As well as gaining an insight into the visitors to your own stores, a targeted data strategy can leverage real-world analytics to monitor other retail locations and understand what your competitors are doing. Inaccurate assumptions and second-guessing become a thing of the past when you can compare your competitors’ footfall data with your own to see where you are leading and where you perhaps need to put in more effort. You can discover what engages your competitors’ consumers and use this data to enhance your own offering. One marketer recently told me that access to real-time competitor insights is like having a “cheat-code for my favorite game.”   

How can a data strategy seamlessly bridge online and off-line data from a variety of sources?

Unifying online and offline data sets is important and requires access to large repositories of varied data types and a robust technical architecture to analyze these datasets at scale.
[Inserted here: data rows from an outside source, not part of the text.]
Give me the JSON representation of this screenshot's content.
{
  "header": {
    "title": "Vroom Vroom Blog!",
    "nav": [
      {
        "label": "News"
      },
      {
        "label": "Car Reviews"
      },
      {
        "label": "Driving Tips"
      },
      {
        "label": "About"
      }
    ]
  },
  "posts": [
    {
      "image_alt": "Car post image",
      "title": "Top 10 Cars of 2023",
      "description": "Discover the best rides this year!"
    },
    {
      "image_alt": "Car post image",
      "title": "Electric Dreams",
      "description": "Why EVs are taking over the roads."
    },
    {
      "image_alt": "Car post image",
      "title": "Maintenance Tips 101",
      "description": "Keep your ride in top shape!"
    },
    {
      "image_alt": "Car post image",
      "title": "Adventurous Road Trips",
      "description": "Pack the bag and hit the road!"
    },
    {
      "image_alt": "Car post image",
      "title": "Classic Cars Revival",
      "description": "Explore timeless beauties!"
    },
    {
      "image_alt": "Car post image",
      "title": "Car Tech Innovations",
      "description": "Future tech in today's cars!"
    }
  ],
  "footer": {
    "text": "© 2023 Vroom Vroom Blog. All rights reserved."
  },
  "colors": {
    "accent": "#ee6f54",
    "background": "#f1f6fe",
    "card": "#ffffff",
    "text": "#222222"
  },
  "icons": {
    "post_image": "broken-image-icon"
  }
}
Going omni-channel (online and offline) provides even greater value as it expands the amount of information available to say restaurant chains and gives them access to deeper insights into their customer base.

For example, let’s say as a restaurant chain, you know from online data that “Diner A” searches for “pasta in my area” on a particular day in the morning and does the same in the evening from home. Combining this knowledge with offline data, you can start to build a deeper profile: a professional, interested in Italian food, in the 25–35 year old age bracket, and visits specialty grocery stores on the weekends. With this information at your fingertips you can now engage in some clever marketing, such as showing Diner A tailored food offerings on an internet-connected device when he is seen at your competitors’ restaurants. First-party data makes this possible, so it is imperative that you collect and utilize it to its full potential.